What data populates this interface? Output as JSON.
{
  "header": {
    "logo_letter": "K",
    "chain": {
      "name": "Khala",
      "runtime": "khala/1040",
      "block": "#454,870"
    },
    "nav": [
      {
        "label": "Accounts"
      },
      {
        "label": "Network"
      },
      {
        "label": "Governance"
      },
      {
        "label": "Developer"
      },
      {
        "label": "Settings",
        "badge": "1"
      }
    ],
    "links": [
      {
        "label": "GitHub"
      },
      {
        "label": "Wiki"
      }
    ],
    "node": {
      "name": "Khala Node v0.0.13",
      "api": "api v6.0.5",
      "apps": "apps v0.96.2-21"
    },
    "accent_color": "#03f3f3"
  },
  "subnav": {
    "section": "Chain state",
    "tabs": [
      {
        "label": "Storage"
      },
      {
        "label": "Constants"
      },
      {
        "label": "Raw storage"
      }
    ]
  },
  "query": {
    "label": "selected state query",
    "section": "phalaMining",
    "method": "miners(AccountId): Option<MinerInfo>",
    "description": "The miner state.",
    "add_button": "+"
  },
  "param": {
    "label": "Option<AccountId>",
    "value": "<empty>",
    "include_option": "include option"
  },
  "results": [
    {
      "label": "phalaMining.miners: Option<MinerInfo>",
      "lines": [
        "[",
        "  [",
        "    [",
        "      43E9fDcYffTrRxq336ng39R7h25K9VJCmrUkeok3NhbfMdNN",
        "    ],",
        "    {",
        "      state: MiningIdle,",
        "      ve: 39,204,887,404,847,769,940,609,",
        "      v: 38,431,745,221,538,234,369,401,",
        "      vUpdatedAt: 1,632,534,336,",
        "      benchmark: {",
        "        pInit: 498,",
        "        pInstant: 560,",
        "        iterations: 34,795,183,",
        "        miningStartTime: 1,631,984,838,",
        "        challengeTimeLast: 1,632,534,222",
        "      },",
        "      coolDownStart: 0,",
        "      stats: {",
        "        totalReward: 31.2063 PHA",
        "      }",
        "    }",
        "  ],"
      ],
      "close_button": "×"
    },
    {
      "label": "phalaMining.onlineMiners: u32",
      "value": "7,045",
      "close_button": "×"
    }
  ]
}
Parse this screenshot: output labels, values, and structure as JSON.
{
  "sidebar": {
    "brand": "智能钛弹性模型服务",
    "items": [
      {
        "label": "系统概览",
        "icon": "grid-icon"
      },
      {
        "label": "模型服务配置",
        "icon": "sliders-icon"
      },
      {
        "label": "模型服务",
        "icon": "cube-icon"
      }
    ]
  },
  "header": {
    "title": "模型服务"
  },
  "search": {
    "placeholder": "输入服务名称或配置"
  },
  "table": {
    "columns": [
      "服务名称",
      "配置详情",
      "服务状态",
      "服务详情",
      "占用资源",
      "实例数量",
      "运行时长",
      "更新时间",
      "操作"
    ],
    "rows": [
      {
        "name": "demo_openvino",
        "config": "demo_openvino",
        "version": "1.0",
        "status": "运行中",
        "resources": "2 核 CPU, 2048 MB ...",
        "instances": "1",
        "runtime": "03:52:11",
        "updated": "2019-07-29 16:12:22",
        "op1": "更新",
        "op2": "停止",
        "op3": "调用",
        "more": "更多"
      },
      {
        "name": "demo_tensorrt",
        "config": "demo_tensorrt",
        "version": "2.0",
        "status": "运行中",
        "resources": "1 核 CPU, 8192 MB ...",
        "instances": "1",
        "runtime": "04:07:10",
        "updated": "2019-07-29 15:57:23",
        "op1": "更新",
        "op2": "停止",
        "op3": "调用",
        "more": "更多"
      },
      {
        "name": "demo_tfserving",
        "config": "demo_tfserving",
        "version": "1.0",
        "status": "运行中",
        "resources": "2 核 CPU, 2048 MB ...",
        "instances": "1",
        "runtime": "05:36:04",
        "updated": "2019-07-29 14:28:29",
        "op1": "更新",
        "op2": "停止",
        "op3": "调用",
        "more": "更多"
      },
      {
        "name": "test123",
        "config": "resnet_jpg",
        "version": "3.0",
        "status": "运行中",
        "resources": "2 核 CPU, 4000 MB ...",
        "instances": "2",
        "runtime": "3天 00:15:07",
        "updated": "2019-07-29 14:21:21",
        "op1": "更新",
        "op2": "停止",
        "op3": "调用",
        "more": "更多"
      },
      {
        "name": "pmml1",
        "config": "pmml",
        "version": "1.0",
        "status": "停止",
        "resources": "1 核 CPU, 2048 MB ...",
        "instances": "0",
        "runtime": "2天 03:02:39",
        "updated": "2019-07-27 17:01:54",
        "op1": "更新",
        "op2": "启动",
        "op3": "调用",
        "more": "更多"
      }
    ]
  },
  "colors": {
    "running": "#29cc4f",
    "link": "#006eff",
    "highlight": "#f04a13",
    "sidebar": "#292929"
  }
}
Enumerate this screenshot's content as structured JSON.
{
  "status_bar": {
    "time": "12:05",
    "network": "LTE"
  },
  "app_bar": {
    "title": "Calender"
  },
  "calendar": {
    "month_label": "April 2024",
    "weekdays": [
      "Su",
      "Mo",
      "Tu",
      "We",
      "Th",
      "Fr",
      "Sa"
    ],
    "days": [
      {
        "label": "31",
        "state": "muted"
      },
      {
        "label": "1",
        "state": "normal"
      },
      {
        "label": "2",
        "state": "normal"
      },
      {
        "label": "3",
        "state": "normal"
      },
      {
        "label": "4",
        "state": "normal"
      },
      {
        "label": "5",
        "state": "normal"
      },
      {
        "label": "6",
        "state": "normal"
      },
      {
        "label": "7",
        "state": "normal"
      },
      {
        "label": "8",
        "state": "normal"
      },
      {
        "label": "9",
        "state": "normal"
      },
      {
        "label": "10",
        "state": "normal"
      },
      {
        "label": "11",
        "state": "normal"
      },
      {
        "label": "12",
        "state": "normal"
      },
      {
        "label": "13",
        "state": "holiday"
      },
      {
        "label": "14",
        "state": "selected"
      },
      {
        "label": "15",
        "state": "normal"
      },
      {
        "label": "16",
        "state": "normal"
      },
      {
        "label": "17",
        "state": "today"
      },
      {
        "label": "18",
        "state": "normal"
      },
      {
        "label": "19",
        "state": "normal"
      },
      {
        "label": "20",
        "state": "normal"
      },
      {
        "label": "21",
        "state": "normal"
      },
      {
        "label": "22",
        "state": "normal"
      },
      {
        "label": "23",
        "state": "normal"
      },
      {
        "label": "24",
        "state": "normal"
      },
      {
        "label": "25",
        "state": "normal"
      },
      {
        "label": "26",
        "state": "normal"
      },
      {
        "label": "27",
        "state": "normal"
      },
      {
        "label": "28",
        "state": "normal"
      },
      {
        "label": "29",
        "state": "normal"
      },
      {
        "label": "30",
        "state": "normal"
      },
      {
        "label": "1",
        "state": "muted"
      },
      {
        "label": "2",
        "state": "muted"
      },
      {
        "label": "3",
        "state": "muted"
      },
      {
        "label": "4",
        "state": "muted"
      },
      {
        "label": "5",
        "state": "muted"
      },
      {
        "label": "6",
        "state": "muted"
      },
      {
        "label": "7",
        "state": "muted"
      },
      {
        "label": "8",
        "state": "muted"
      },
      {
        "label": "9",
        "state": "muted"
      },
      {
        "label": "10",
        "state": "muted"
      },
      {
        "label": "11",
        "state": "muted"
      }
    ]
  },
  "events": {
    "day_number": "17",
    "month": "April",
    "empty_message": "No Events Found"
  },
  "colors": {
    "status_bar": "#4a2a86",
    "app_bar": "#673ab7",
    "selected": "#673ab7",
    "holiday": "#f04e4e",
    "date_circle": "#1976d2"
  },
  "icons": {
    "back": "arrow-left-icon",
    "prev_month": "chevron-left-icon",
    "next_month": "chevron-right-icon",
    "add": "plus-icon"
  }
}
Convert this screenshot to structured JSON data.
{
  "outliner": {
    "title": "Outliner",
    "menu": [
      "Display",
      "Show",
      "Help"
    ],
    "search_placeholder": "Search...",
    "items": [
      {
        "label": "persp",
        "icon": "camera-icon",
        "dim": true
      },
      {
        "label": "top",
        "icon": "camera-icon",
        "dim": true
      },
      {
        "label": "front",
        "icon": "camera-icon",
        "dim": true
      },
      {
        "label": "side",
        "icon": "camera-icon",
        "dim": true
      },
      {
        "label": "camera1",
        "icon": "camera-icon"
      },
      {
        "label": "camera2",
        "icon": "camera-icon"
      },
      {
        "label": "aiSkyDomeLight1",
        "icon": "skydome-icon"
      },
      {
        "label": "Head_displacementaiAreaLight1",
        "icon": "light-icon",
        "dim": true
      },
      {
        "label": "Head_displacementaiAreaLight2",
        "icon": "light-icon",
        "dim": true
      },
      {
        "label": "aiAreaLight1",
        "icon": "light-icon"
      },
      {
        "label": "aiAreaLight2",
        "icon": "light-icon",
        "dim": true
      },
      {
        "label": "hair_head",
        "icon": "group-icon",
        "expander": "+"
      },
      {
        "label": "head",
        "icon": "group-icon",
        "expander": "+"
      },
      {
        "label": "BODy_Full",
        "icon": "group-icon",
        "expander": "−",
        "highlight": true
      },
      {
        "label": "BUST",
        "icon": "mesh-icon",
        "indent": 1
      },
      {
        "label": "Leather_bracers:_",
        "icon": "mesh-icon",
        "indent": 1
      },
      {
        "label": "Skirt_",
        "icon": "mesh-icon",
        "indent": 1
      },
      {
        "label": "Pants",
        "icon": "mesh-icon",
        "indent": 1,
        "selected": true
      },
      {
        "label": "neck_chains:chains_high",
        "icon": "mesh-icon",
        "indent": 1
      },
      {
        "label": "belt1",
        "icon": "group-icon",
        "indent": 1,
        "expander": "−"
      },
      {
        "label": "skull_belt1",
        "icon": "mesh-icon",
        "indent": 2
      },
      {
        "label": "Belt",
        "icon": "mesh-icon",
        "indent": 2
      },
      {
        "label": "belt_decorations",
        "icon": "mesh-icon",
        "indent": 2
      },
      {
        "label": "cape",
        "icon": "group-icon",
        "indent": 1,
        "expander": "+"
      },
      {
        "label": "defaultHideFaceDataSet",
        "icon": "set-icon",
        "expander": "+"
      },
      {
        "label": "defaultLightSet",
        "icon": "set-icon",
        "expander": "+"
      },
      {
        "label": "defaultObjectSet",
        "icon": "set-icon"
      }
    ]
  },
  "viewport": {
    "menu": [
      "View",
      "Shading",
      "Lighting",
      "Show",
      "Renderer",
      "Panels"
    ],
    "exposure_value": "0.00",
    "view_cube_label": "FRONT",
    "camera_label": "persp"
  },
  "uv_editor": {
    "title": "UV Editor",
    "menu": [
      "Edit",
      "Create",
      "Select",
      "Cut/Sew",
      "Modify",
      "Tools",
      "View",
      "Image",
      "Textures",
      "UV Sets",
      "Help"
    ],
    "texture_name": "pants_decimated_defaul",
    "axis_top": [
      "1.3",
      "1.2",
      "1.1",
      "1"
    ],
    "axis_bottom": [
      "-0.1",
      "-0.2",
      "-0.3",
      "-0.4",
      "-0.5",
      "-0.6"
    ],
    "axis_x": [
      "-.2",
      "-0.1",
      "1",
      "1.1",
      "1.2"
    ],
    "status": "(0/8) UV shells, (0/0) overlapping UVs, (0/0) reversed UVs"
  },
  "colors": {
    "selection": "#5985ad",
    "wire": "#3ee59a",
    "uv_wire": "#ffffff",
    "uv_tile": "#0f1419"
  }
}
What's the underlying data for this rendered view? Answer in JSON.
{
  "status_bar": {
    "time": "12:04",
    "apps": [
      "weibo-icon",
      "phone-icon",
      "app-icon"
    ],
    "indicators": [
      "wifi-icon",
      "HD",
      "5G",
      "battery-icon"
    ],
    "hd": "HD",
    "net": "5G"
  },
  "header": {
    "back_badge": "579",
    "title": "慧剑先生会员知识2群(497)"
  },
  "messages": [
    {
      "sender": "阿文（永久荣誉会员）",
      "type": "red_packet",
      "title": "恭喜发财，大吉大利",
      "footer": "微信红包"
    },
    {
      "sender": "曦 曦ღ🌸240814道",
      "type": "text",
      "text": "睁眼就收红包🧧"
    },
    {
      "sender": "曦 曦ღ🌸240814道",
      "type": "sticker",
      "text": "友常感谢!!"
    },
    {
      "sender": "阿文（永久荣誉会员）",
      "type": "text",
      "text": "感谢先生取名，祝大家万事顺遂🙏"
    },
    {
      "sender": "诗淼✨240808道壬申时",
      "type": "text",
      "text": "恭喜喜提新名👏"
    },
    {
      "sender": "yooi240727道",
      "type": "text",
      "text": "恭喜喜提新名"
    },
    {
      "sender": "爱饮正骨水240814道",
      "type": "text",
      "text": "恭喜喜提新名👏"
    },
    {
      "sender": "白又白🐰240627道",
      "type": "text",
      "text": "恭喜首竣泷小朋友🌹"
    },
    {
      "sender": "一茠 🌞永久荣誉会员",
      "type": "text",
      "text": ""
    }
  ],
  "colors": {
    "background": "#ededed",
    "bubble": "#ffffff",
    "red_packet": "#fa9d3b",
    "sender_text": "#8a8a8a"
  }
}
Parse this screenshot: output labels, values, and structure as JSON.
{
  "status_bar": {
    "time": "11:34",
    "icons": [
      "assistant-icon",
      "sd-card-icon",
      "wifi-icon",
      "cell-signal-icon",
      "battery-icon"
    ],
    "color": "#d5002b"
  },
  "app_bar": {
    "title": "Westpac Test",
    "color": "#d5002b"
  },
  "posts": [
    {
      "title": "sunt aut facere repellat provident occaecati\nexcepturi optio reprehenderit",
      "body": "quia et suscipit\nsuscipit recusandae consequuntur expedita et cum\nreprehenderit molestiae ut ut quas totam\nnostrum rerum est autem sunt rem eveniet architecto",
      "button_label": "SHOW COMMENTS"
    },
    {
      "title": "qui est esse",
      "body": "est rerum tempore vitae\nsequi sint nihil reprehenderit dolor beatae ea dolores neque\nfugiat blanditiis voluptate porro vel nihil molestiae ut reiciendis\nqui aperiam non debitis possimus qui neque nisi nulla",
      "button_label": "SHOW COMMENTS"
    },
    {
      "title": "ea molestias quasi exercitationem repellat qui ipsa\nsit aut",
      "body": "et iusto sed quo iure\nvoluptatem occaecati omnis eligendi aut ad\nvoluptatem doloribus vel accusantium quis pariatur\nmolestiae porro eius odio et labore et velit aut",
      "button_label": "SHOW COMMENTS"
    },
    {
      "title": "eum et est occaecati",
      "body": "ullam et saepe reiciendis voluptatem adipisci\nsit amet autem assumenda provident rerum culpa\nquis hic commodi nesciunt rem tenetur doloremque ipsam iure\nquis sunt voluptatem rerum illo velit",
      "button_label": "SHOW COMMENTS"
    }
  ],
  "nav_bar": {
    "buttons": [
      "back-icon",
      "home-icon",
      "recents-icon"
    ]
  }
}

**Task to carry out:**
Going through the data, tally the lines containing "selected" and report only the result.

**Problem solution:**
4